shortness of breath or cough
loss of appetite
diarrhoea or vomiting
As with any sort of influenza, how bad and how long the symptoms last will depend on treatment and the patient’s individual circumstances. Most cases reported in the UK have been relatively mild, with those affected starting to recover within a week.
Who is at risk?
Some groups of people are more at risk of serious illness if they catch swine flu. It is vital that people in these higher risk groups get anti-viral drugs and start taking them as soon as possible – within 48 hours of the onset of symptoms.
Health authorities are still learning about the swine flu virus, but the following people are known to be at higher risk:
people aged 65 years and older
young children under five years old
People suffering from the following illnesses are also at increased risk:
chronic lung disease

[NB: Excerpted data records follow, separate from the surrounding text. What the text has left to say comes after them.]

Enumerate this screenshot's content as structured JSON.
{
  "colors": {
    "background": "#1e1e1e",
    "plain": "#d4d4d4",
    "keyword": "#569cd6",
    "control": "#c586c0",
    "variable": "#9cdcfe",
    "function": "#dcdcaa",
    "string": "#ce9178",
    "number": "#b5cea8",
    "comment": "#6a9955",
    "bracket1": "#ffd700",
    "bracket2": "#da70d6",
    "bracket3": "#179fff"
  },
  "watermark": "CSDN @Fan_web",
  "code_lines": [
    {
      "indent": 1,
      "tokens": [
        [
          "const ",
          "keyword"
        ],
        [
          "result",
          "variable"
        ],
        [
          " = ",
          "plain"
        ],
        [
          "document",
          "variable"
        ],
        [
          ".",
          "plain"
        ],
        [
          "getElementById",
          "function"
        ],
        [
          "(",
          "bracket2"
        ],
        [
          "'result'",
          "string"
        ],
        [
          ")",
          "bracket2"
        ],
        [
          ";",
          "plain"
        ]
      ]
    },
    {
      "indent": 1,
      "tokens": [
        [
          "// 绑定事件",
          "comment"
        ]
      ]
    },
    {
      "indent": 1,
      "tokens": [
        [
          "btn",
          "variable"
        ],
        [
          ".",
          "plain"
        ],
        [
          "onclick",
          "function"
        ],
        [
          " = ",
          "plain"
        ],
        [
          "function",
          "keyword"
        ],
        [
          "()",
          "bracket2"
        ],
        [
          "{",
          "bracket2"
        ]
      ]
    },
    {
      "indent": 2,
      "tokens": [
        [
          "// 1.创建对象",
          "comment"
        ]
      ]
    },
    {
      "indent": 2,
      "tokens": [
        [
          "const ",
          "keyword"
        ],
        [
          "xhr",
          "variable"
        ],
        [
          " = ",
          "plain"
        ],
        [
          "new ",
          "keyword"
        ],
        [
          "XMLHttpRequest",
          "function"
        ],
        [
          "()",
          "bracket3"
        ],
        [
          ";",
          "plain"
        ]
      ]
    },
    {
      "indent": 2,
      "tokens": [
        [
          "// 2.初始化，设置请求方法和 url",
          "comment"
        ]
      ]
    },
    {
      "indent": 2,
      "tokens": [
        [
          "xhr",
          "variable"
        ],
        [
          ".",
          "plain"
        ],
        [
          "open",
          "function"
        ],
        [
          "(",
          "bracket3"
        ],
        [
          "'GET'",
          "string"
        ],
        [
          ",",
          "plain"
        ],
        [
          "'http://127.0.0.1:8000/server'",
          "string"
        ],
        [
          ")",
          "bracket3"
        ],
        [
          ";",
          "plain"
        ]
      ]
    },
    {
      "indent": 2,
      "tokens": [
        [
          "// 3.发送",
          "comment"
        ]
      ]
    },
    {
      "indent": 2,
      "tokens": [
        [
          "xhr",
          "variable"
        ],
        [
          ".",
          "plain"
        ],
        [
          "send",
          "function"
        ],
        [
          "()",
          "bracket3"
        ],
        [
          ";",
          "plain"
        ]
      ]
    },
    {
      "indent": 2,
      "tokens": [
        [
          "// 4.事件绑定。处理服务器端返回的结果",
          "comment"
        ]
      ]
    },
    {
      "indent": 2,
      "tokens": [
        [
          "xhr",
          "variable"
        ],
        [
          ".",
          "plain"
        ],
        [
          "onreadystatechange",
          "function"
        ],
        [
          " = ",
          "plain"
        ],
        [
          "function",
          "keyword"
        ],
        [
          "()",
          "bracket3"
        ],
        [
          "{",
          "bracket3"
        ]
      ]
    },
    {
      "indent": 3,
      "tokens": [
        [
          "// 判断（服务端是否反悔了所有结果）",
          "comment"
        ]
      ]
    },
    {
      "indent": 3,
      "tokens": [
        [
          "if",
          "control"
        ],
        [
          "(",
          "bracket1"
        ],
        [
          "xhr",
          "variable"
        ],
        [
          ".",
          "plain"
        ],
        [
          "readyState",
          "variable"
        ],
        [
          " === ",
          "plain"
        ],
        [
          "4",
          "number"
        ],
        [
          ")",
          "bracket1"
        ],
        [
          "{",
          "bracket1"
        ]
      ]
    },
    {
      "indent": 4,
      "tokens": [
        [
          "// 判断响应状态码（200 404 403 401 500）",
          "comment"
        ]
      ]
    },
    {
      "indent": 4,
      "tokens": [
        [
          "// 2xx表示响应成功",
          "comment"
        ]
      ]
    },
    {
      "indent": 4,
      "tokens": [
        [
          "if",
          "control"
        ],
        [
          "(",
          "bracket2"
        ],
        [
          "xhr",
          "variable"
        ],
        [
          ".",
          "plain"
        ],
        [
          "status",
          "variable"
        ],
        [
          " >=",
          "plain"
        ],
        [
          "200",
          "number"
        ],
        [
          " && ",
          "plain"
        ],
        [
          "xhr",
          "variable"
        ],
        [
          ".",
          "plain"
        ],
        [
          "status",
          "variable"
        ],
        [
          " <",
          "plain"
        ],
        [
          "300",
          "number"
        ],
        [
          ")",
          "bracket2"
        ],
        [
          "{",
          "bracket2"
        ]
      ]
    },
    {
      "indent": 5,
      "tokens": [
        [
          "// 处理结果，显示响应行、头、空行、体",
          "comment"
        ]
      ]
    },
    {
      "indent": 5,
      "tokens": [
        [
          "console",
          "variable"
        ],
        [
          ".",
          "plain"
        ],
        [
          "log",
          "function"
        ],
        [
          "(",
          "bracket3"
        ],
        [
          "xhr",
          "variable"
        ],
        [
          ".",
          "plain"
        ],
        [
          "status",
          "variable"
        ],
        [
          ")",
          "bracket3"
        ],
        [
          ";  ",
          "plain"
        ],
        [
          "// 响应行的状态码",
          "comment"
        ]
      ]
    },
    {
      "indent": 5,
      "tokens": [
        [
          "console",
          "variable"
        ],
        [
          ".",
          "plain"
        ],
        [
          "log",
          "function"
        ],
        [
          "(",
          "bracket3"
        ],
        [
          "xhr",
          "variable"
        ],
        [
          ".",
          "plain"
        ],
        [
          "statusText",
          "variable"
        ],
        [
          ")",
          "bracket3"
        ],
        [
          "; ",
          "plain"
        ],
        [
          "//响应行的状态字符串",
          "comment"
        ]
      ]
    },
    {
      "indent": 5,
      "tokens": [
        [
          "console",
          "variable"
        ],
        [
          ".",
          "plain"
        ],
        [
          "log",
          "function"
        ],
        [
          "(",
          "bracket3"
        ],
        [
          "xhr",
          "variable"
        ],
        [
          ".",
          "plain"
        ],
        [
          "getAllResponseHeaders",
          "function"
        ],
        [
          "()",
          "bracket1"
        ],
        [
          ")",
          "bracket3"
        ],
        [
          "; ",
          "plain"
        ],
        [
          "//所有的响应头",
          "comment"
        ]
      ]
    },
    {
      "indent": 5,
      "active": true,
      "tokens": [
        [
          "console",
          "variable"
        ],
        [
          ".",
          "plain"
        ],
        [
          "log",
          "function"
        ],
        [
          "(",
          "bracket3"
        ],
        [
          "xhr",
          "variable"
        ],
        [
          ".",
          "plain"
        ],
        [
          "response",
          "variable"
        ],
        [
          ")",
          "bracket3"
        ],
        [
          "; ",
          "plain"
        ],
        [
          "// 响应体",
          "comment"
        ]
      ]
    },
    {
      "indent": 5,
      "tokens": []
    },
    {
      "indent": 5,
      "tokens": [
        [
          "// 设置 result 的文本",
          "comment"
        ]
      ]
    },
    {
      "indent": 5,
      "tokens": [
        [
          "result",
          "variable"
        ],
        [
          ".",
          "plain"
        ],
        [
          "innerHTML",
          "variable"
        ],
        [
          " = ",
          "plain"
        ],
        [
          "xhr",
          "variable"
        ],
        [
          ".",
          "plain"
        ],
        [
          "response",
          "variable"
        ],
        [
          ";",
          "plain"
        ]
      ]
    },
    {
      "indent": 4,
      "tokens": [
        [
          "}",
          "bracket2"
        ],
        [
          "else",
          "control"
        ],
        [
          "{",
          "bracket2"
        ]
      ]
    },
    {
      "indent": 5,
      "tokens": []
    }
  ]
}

chronic heart disease
chronic kidney disease
chronic liver disease
chronic neurological disease
Immunosuppressionwhether caused by disease or treatment)
Diabetes mellituspatients who have had drug treatment for asthma within the past three years
If you think you have swine flu symptoms, stay at home and contact your GP. They will be able to assess you and decide what treatment is appropriate.